"However, for very large mysqld instances, this can take many days on a live production server and this fragile process will likely be interrupted before it can complete.
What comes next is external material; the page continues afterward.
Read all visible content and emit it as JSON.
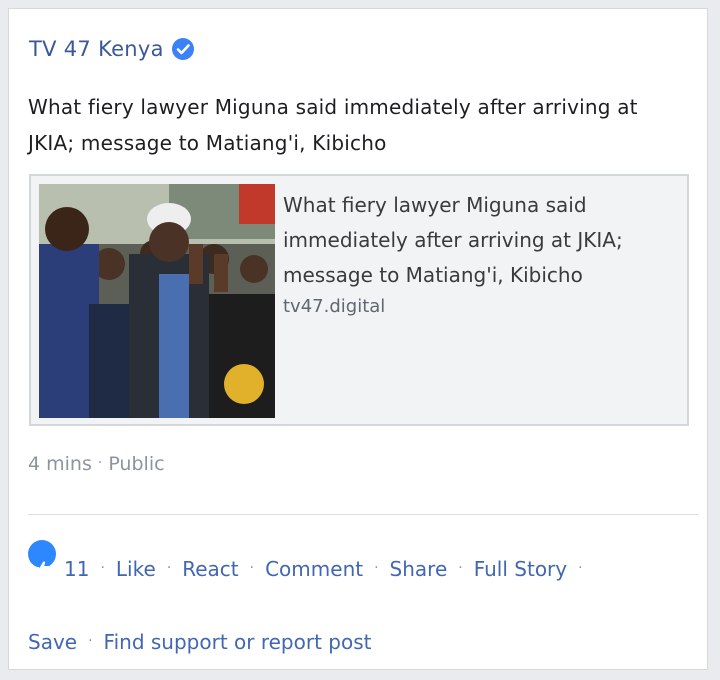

For these large instances, we had to modify our backup and restore systems to handle the rebuild," Lee and Nayak wrote.
Facebook tracked the porting process of its custom patches using … wait for it … spreadsheets – and recorded discrepancies as they went.
"Discrepancies on porting status would inevitably arise due to the large number of patches we needed to sift through and these notes helped us resolve them," the pair wrote.
For migration, Facebook hatched a plan to create secondary instances of MySQL databases, then copy data from version 5.6. Once that was done, the secondary version 8.0 instance would be copied to the primary.
To get that done at Facebook scale, "we needed to build new software infrastructure", the post states matter-of-factly.
We had to modify our backup and restore systems to handle the rebuild
Other issues that cropped up included increased memory usage, file format incompatibilities, and conflicts between newly adopted keywords and "popular table column names and aliases used in application queries".
The tone used by the post's authors suggests the project has made steady progress, with glitches to be overcome rather than setbacks that derailed progress or left project timelines in tatters.
The post ends by saying the apps Facebook has moved are benefiting from their new database environment.
"Overall, the new version greatly expands on what we can do with MySQL @ Facebook," Lee and Nayak conclude.
Whether that's good for the rest of us is, as ever, the question Facebook struggles to answer. ®